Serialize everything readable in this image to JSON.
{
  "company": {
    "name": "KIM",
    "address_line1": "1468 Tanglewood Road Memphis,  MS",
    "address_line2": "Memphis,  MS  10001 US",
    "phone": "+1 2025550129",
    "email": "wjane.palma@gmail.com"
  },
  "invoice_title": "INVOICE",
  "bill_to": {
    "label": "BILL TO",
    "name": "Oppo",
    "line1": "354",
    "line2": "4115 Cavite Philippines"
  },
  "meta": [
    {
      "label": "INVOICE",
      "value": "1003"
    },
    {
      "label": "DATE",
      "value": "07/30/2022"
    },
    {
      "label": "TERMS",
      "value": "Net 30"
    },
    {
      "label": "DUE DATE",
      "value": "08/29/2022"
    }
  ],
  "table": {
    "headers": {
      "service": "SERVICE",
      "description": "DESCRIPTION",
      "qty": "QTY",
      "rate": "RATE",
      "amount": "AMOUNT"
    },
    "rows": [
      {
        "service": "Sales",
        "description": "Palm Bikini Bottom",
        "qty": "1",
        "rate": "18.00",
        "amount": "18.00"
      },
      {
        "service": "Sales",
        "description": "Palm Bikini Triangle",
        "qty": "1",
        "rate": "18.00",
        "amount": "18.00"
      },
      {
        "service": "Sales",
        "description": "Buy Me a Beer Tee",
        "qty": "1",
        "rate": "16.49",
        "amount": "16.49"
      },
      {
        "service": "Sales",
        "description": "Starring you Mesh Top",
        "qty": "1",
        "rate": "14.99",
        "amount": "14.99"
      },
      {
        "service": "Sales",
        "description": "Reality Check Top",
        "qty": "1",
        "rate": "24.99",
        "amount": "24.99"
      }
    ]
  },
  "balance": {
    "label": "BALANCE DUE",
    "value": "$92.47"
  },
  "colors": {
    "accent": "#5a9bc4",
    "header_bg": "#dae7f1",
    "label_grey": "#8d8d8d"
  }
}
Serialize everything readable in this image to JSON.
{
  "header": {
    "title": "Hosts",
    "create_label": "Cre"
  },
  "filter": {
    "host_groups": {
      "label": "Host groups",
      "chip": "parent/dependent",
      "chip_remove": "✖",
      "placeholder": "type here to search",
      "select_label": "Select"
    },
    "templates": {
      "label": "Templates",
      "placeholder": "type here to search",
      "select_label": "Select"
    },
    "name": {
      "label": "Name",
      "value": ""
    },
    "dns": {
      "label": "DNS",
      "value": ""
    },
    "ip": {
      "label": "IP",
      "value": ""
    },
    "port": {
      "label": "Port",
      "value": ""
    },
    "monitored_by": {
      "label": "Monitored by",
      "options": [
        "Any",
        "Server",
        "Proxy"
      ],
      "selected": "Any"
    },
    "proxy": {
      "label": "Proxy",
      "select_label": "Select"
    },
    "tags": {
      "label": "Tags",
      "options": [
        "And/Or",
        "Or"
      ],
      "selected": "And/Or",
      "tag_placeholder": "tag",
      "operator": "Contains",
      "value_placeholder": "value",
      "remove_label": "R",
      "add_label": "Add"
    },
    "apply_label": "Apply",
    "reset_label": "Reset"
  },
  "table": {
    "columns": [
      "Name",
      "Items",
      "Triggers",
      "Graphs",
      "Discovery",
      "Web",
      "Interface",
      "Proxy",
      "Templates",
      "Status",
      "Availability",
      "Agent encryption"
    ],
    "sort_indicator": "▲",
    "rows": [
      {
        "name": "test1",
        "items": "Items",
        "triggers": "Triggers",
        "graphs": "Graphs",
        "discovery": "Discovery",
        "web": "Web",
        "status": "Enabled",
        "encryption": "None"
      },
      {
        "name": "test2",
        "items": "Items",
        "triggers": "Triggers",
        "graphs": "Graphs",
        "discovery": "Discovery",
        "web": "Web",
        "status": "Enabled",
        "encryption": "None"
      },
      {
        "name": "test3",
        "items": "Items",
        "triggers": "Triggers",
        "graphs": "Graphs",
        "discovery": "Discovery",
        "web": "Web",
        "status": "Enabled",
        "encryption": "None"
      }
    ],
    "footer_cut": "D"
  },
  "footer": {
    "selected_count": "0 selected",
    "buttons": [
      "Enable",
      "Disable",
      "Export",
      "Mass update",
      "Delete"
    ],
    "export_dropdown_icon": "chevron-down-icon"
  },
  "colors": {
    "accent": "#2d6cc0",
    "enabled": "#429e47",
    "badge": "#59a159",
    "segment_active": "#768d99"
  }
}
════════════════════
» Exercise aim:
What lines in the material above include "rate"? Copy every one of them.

» Result of this task:
      "rate": "RATE",
        "rate": "18.00",
        "rate": "18.00",
        "rate": "16.49",
        "rate": "14.99",
        "rate": "24.99",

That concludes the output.